a1 University of Illinois at Chicago
When we attend academic history conferences, it has become common to hold sessions honoring important books of the moment. This makes considerable sense, as authors get to engage with thoughtful critics in a process that, we hope, advances the discipline.
What, then, might be the point of holding a session in honor of a book published long ago—indeed, one as ancient as fifty years old? The minimalist reason might be that we are historians, and so we naturally look to the past for interest and inspiration. That would make sense, except that historians, ironically more than scholars in related disciplines, tend to cannibalize their predecessors. Sociologists, of course, still actively engage Weber, Durkheim and Marx, and even—looking to the American midcentury— Richard Hofstadter's Columbia University colleagues, C. Wright Mills and Robert Merton.

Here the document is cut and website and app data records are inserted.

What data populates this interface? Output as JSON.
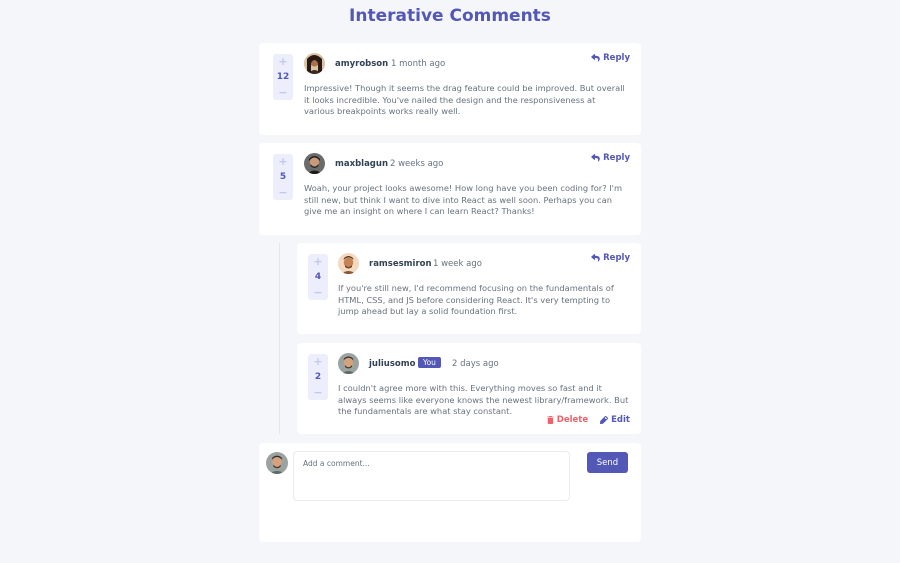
{
  "page": {
    "title": "Interative Comments"
  },
  "reply_label": "Reply",
  "comments": [
    {
      "score": "12",
      "username": "amyrobson",
      "created": "1 month ago",
      "content": "Impressive! Though it seems the drag feature could be improved. But overall it looks incredible. You've nailed the design and the responsiveness at various breakpoints works really well."
    },
    {
      "score": "5",
      "username": "maxblagun",
      "created": "2 weeks ago",
      "content": "Woah, your project looks awesome! How long have you been coding for? I'm still new, but think I want to dive into React as well soon. Perhaps you can give me an insight on where I can learn React? Thanks!"
    }
  ],
  "replies": [
    {
      "score": "4",
      "username": "ramsesmiron",
      "created": "1 week ago",
      "content": "If you're still new, I'd recommend focusing on the fundamentals of HTML, CSS, and JS before considering React. It's very tempting to jump ahead but lay a solid foundation first."
    },
    {
      "score": "2",
      "username": "juliusomo",
      "badge": "You",
      "created": "2 days ago",
      "content": "I couldn't agree more with this. Everything moves so fast and it always seems like everyone knows the newest library/framework. But the fundamentals are what stay constant.",
      "delete_label": "Delete",
      "edit_label": "Edit"
    }
  ],
  "compose": {
    "placeholder": "Add a comment...",
    "send_label": "Send"
  },
  "icons": {
    "upvote": "plus-icon",
    "downvote": "minus-icon",
    "reply": "reply-arrow-icon",
    "delete": "trash-icon",
    "edit": "pencil-icon"
  },
  "colors": {
    "accent": "#5357b6",
    "danger": "#ed6368",
    "background": "#f5f6fa",
    "vote_bg": "#eceefb"
  }
}
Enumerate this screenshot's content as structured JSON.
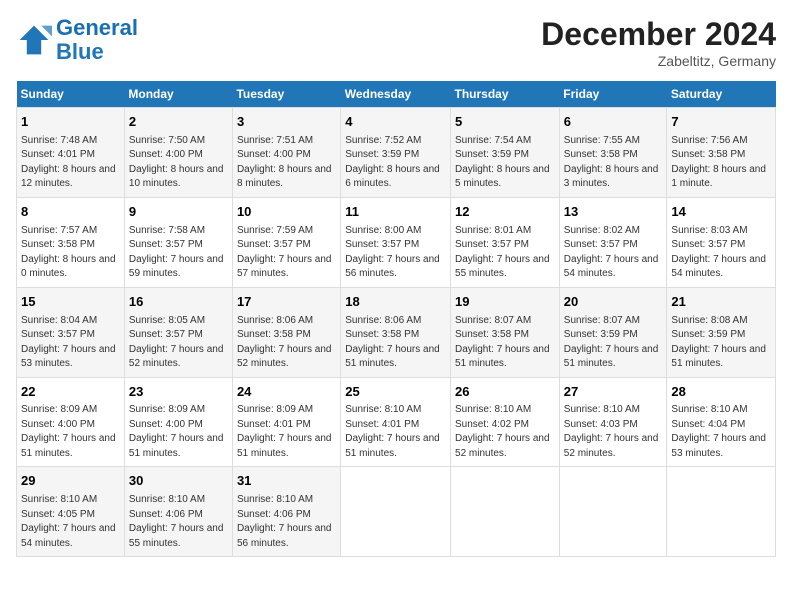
{
  "logo": {
    "line1": "General",
    "line2": "Blue"
  },
  "title": "December 2024",
  "subtitle": "Zabeltitz, Germany",
  "days_of_week": [
    "Sunday",
    "Monday",
    "Tuesday",
    "Wednesday",
    "Thursday",
    "Friday",
    "Saturday"
  ],
  "weeks": [
    [
      {
        "day": "1",
        "sunrise": "Sunrise: 7:48 AM",
        "sunset": "Sunset: 4:01 PM",
        "daylight": "Daylight: 8 hours and 12 minutes."
      },
      {
        "day": "2",
        "sunrise": "Sunrise: 7:50 AM",
        "sunset": "Sunset: 4:00 PM",
        "daylight": "Daylight: 8 hours and 10 minutes."
      },
      {
        "day": "3",
        "sunrise": "Sunrise: 7:51 AM",
        "sunset": "Sunset: 4:00 PM",
        "daylight": "Daylight: 8 hours and 8 minutes."
      },
      {
        "day": "4",
        "sunrise": "Sunrise: 7:52 AM",
        "sunset": "Sunset: 3:59 PM",
        "daylight": "Daylight: 8 hours and 6 minutes."
      },
      {
        "day": "5",
        "sunrise": "Sunrise: 7:54 AM",
        "sunset": "Sunset: 3:59 PM",
        "daylight": "Daylight: 8 hours and 5 minutes."
      },
      {
        "day": "6",
        "sunrise": "Sunrise: 7:55 AM",
        "sunset": "Sunset: 3:58 PM",
        "daylight": "Daylight: 8 hours and 3 minutes."
      },
      {
        "day": "7",
        "sunrise": "Sunrise: 7:56 AM",
        "sunset": "Sunset: 3:58 PM",
        "daylight": "Daylight: 8 hours and 1 minute."
      }
    ],
    [
      {
        "day": "8",
        "sunrise": "Sunrise: 7:57 AM",
        "sunset": "Sunset: 3:58 PM",
        "daylight": "Daylight: 8 hours and 0 minutes."
      },
      {
        "day": "9",
        "sunrise": "Sunrise: 7:58 AM",
        "sunset": "Sunset: 3:57 PM",
        "daylight": "Daylight: 7 hours and 59 minutes."
      },
      {
        "day": "10",
        "sunrise": "Sunrise: 7:59 AM",
        "sunset": "Sunset: 3:57 PM",
        "daylight": "Daylight: 7 hours and 57 minutes."
      },
      {
        "day": "11",
        "sunrise": "Sunrise: 8:00 AM",
        "sunset": "Sunset: 3:57 PM",
        "daylight": "Daylight: 7 hours and 56 minutes."
      },
      {
        "day": "12",
        "sunrise": "Sunrise: 8:01 AM",
        "sunset": "Sunset: 3:57 PM",
        "daylight": "Daylight: 7 hours and 55 minutes."
      },
      {
        "day": "13",
        "sunrise": "Sunrise: 8:02 AM",
        "sunset": "Sunset: 3:57 PM",
        "daylight": "Daylight: 7 hours and 54 minutes."
      },
      {
        "day": "14",
        "sunrise": "Sunrise: 8:03 AM",
        "sunset": "Sunset: 3:57 PM",
        "daylight": "Daylight: 7 hours and 54 minutes."
      }
    ],
    [
      {
        "day": "15",
        "sunrise": "Sunrise: 8:04 AM",
        "sunset": "Sunset: 3:57 PM",
        "daylight": "Daylight: 7 hours and 53 minutes."
      },
      {
        "day": "16",
        "sunrise": "Sunrise: 8:05 AM",
        "sunset": "Sunset: 3:57 PM",
        "daylight": "Daylight: 7 hours and 52 minutes."
      },
      {
        "day": "17",
        "sunrise": "Sunrise: 8:06 AM",
        "sunset": "Sunset: 3:58 PM",
        "daylight": "Daylight: 7 hours and 52 minutes."
      },
      {
        "day": "18",
        "sunrise": "Sunrise: 8:06 AM",
        "sunset": "Sunset: 3:58 PM",
        "daylight": "Daylight: 7 hours and 51 minutes."
      },
      {
        "day": "19",
        "sunrise": "Sunrise: 8:07 AM",
        "sunset": "Sunset: 3:58 PM",
        "daylight": "Daylight: 7 hours and 51 minutes."
      },
      {
        "day": "20",
        "sunrise": "Sunrise: 8:07 AM",
        "sunset": "Sunset: 3:59 PM",
        "daylight": "Daylight: 7 hours and 51 minutes."
      },
      {
        "day": "21",
        "sunrise": "Sunrise: 8:08 AM",
        "sunset": "Sunset: 3:59 PM",
        "daylight": "Daylight: 7 hours and 51 minutes."
      }
    ],
    [
      {
        "day": "22",
        "sunrise": "Sunrise: 8:09 AM",
        "sunset": "Sunset: 4:00 PM",
        "daylight": "Daylight: 7 hours and 51 minutes."
      },
      {
        "day": "23",
        "sunrise": "Sunrise: 8:09 AM",
        "sunset": "Sunset: 4:00 PM",
        "daylight": "Daylight: 7 hours and 51 minutes."
      },
      {
        "day": "24",
        "sunrise": "Sunrise: 8:09 AM",
        "sunset": "Sunset: 4:01 PM",
        "daylight": "Daylight: 7 hours and 51 minutes."
      },
      {
        "day": "25",
        "sunrise": "Sunrise: 8:10 AM",
        "sunset": "Sunset: 4:01 PM",
        "daylight": "Daylight: 7 hours and 51 minutes."
      },
      {
        "day": "26",
        "sunrise": "Sunrise: 8:10 AM",
        "sunset": "Sunset: 4:02 PM",
        "daylight": "Daylight: 7 hours and 52 minutes."
      },
      {
        "day": "27",
        "sunrise": "Sunrise: 8:10 AM",
        "sunset": "Sunset: 4:03 PM",
        "daylight": "Daylight: 7 hours and 52 minutes."
      },
      {
        "day": "28",
        "sunrise": "Sunrise: 8:10 AM",
        "sunset": "Sunset: 4:04 PM",
        "daylight": "Daylight: 7 hours and 53 minutes."
      }
    ],
    [
      {
        "day": "29",
        "sunrise": "Sunrise: 8:10 AM",
        "sunset": "Sunset: 4:05 PM",
        "daylight": "Daylight: 7 hours and 54 minutes."
      },
      {
        "day": "30",
        "sunrise": "Sunrise: 8:10 AM",
        "sunset": "Sunset: 4:06 PM",
        "daylight": "Daylight: 7 hours and 55 minutes."
      },
      {
        "day": "31",
        "sunrise": "Sunrise: 8:10 AM",
        "sunset": "Sunset: 4:06 PM",
        "daylight": "Daylight: 7 hours and 56 minutes."
      },
      null,
      null,
      null,
      null
    ]
  ]
}
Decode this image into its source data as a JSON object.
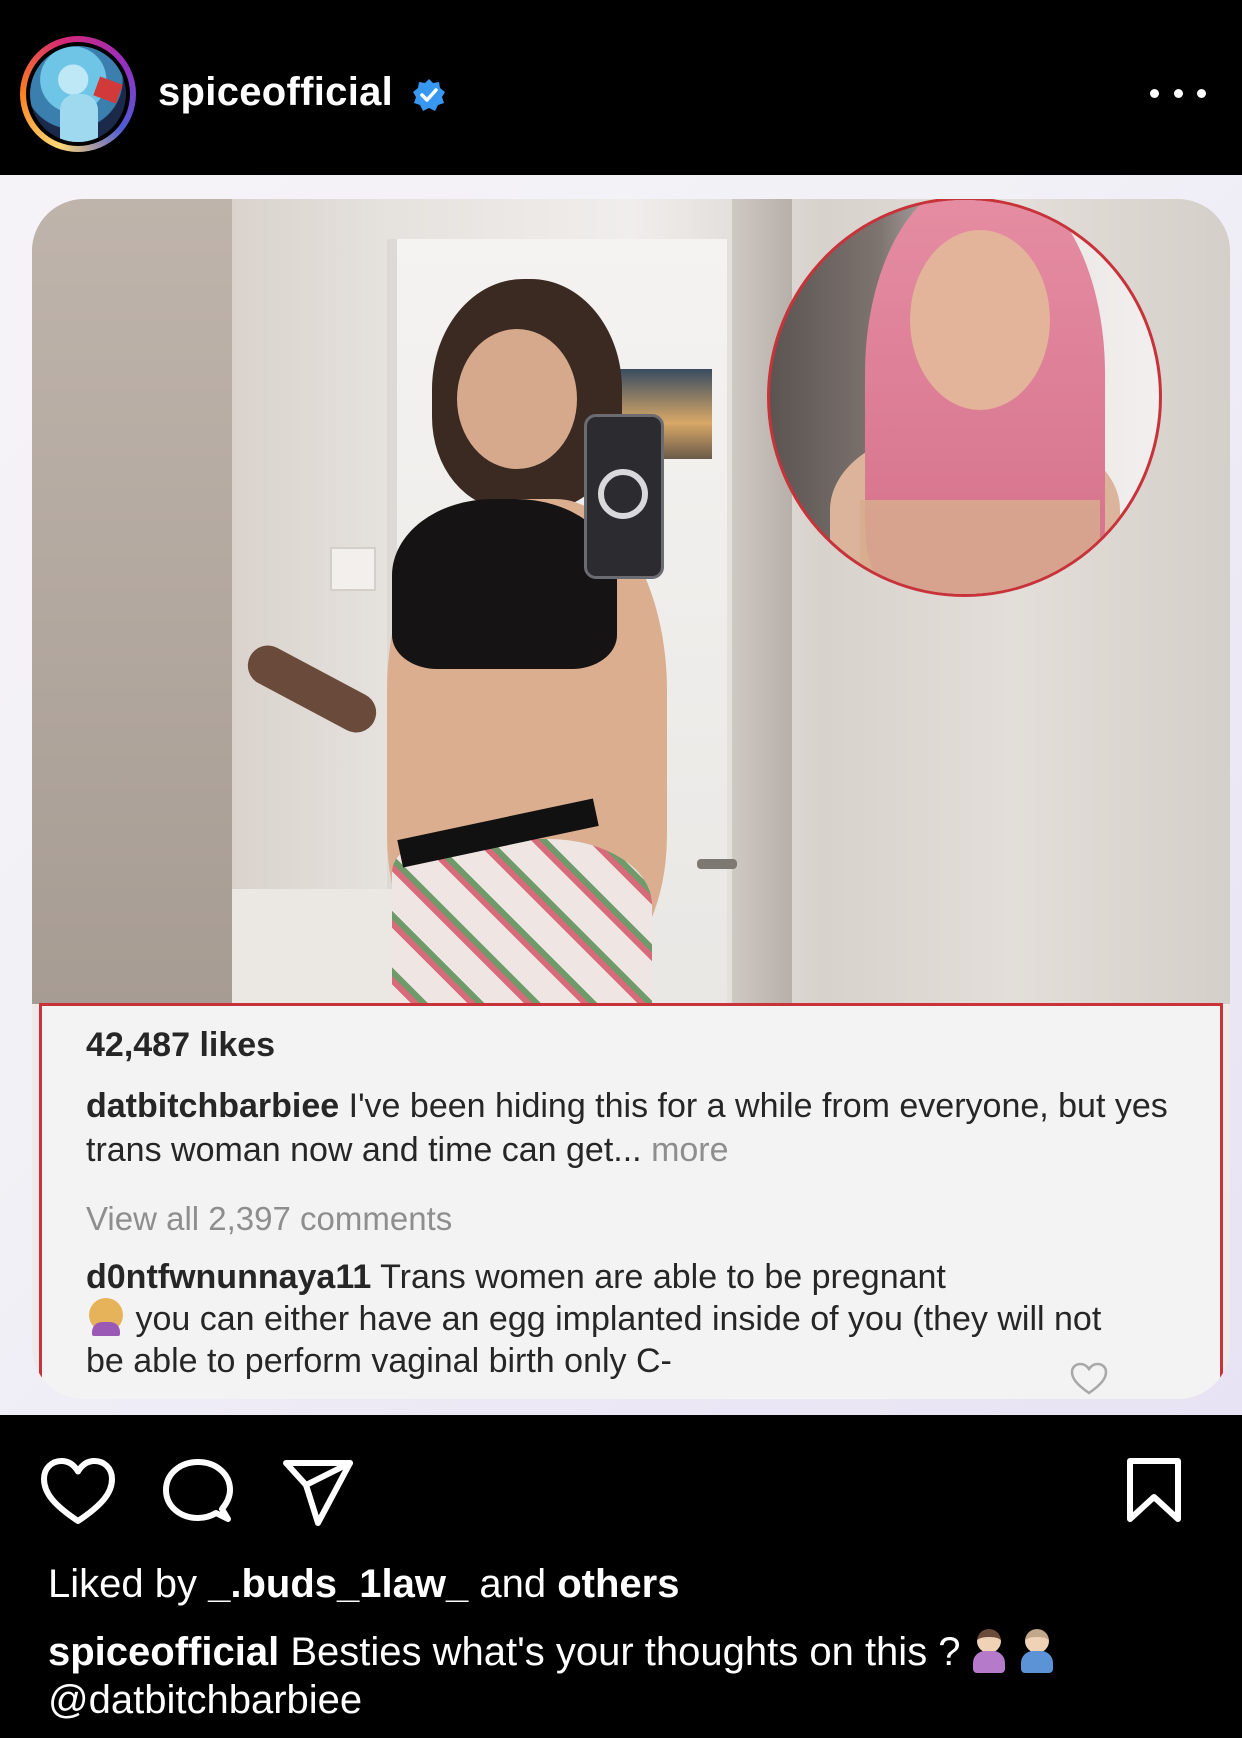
{
  "header": {
    "username": "spiceofficial",
    "verified": true,
    "avatar_icon": "profile-avatar",
    "more_icon": "more-dots-icon"
  },
  "embedded_post": {
    "likes": "42,487 likes",
    "caption_user": "datbitchbarbiee",
    "caption_text": " I've been hiding this for a while from everyone, but yes trans woman now and time can get...",
    "caption_more": " more",
    "view_comments": "View all 2,397 comments",
    "comment_user": "d0ntfwnunnaya11",
    "comment_text_1": " Trans women are able to be pregnant",
    "comment_text_2": " you can either have an egg implanted inside of you (they will not be able to perform vaginal birth only C-",
    "comment_emoji": "woman-facepalming-emoji"
  },
  "actions": {
    "like_icon": "heart-icon",
    "comment_icon": "comment-bubble-icon",
    "share_icon": "paper-plane-icon",
    "save_icon": "bookmark-icon"
  },
  "likes_line": {
    "prefix": "Liked by ",
    "user": "_.buds_1law_",
    "middle": " and ",
    "suffix": "others"
  },
  "caption": {
    "user": "spiceofficial",
    "text": " Besties what's your thoughts on this ?",
    "emojis": [
      "pregnant-woman-emoji",
      "pregnant-man-emoji"
    ],
    "mention": "@datbitchbarbiee"
  },
  "colors": {
    "background": "#000000",
    "verified_blue": "#3897f0",
    "highlight_red": "#c8333a"
  }
}
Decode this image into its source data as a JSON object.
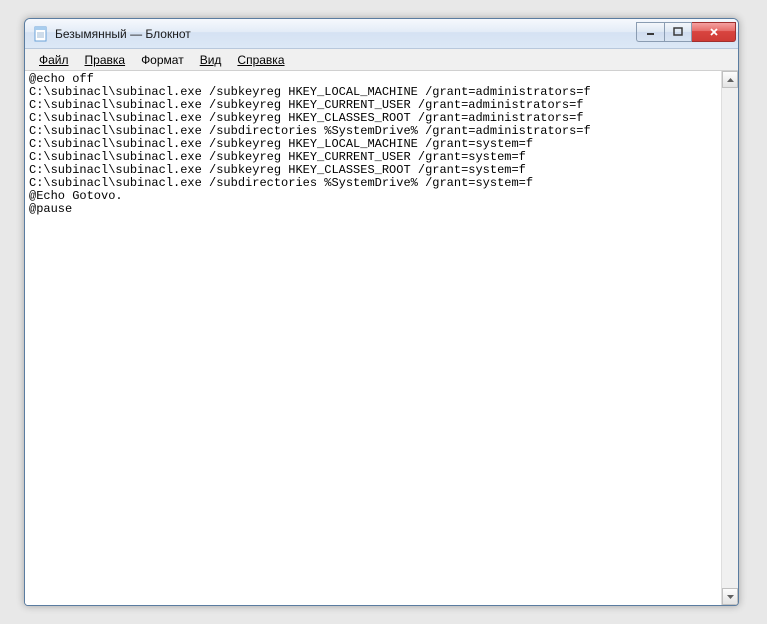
{
  "window": {
    "title": "Безымянный — Блокнот"
  },
  "menu": {
    "file": "Файл",
    "edit": "Правка",
    "format": "Формат",
    "view": "Вид",
    "help": "Справка"
  },
  "editor": {
    "content": "@echo off\nC:\\subinacl\\subinacl.exe /subkeyreg HKEY_LOCAL_MACHINE /grant=administrators=f\nC:\\subinacl\\subinacl.exe /subkeyreg HKEY_CURRENT_USER /grant=administrators=f\nC:\\subinacl\\subinacl.exe /subkeyreg HKEY_CLASSES_ROOT /grant=administrators=f\nC:\\subinacl\\subinacl.exe /subdirectories %SystemDrive% /grant=administrators=f\nC:\\subinacl\\subinacl.exe /subkeyreg HKEY_LOCAL_MACHINE /grant=system=f\nC:\\subinacl\\subinacl.exe /subkeyreg HKEY_CURRENT_USER /grant=system=f\nC:\\subinacl\\subinacl.exe /subkeyreg HKEY_CLASSES_ROOT /grant=system=f\nC:\\subinacl\\subinacl.exe /subdirectories %SystemDrive% /grant=system=f\n@Echo Gotovo.\n@pause\n"
  },
  "controls": {
    "minimize": "minimize",
    "maximize": "maximize",
    "close": "close"
  }
}
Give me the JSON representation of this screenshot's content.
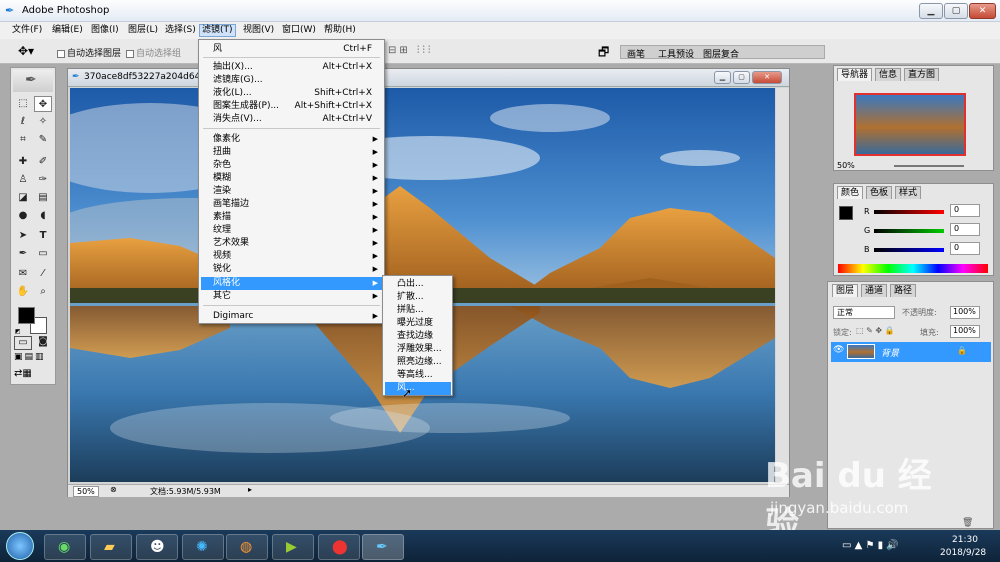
{
  "app": {
    "title": "Adobe Photoshop"
  },
  "menubar": [
    "文件(F)",
    "编辑(E)",
    "图像(I)",
    "图层(L)",
    "选择(S)",
    "滤镜(T)",
    "视图(V)",
    "窗口(W)",
    "帮助(H)"
  ],
  "options": {
    "auto_select_layer": "自动选择图层",
    "auto_select_group": "自动选择组",
    "tabs": [
      "画笔",
      "工具预设",
      "图层复合"
    ]
  },
  "document": {
    "title": "370ace8df53227a204d64c",
    "zoom": "50%",
    "doc_size": "文档:5.93M/5.93M"
  },
  "filter_menu": {
    "last_filter": {
      "label": "风",
      "shortcut": "Ctrl+F"
    },
    "group1": [
      {
        "label": "抽出(X)...",
        "shortcut": "Alt+Ctrl+X"
      },
      {
        "label": "滤镜库(G)...",
        "shortcut": ""
      },
      {
        "label": "液化(L)...",
        "shortcut": "Shift+Ctrl+X"
      },
      {
        "label": "图案生成器(P)...",
        "shortcut": "Alt+Shift+Ctrl+X"
      },
      {
        "label": "消失点(V)...",
        "shortcut": "Alt+Ctrl+V"
      }
    ],
    "group2": [
      "像素化",
      "扭曲",
      "杂色",
      "模糊",
      "渲染",
      "画笔描边",
      "素描",
      "纹理",
      "艺术效果",
      "视频",
      "锐化",
      "风格化",
      "其它"
    ],
    "group3": [
      "Digimarc"
    ]
  },
  "stylize_submenu": [
    "凸出...",
    "扩散...",
    "拼贴...",
    "曝光过度",
    "查找边缘",
    "浮雕效果...",
    "照亮边缘...",
    "等高线...",
    "风..."
  ],
  "navigator": {
    "tabs": [
      "导航器",
      "信息",
      "直方图"
    ],
    "zoom": "50%"
  },
  "color_panel": {
    "tabs": [
      "颜色",
      "色板",
      "样式"
    ],
    "r_label": "R",
    "g_label": "G",
    "b_label": "B",
    "r": "0",
    "g": "0",
    "b": "0"
  },
  "layers_panel": {
    "tabs": [
      "图层",
      "通道",
      "路径"
    ],
    "blend_mode": "正常",
    "opacity_label": "不透明度:",
    "opacity": "100%",
    "lock_label": "锁定:",
    "fill_label": "填充:",
    "fill": "100%",
    "layer_name": "背景"
  },
  "watermark": {
    "brand": "Bai du 经验",
    "url": "jingyan.baidu.com"
  },
  "taskbar": {
    "time": "21:30",
    "date": "2018/9/28"
  },
  "colors": {
    "menu_highlight": "#3399ff",
    "toolbar_bg": "#e6e6e6",
    "taskbar_bg": "#0e2338"
  }
}
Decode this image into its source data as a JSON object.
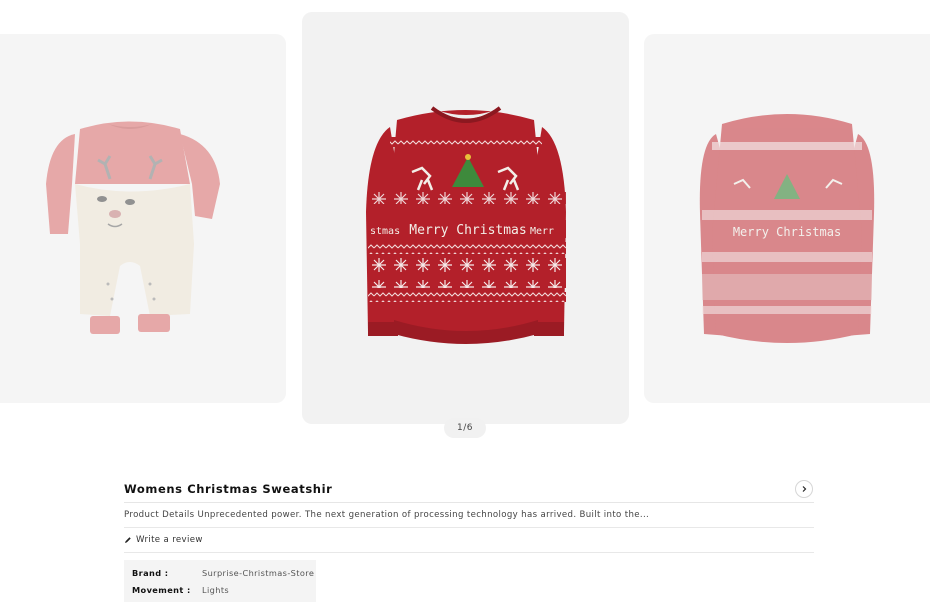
{
  "gallery": {
    "pager": "1/6",
    "sweater_text": "Merry Christmas",
    "sweater_text_left": "stmas",
    "sweater_text_right": "Merr",
    "colors": {
      "sweater_red": "#b3202a",
      "tree_green": "#3e8a3c",
      "romper_pink": "#de7a7a",
      "romper_cream": "#efe7d7"
    }
  },
  "product": {
    "title": "Womens Christmas Sweatshir",
    "description": "Product Details Unprecedented power. The next generation of processing technology has arrived. Built into the...",
    "review_label": "Write a review",
    "specs": [
      {
        "key": "Brand :",
        "value": "Surprise-Christmas-Store"
      },
      {
        "key": "Movement :",
        "value": "Lights"
      }
    ]
  }
}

Robert D. Johnston is associate professor and director of the Teaching of History Program at the University of Illinois at Chicago. His publications include The Radical Middle Class: Populist Democracy and the Question of Capitalism in Progressive Era Portland, Oregon (Princeton University Press, 2003), winner of the President's Book Award of the Social Science History Association. He is currently at work on a history of vaccination controversies in the United States, to be published by Oxford University Press.
1 I dedicate this essay to my fellow Jewish populist, Bernie Weisberger—a baseball fanatic who's always kept the progressive, democratic faith and who provided important criticisms of a draft. I first presented these musings as a talk at the joint meeting of the British American Nineteenth Century Historians and the Society of the History of the Gilded Age and Progressive Era at Cambridge University in October 2005, and the animated reaction I received there proved quite useful. I'd also like to acknowledge the aid of Paul Bass, Robert Devens, Gillis Harp, Laura Kalman, Jeff Ostler, Charles Postel, and, for talented research support, Milena Sjekloca and Meghan Thomas. Most of all, I wish to thank Alan Lessoff for inviting the essay and for his excellent intellectual challenges. A note on spelling: while scholars have begun to prefer “antisemitism,” most of the titles and quotes cited here use the older “anti-Semitism.”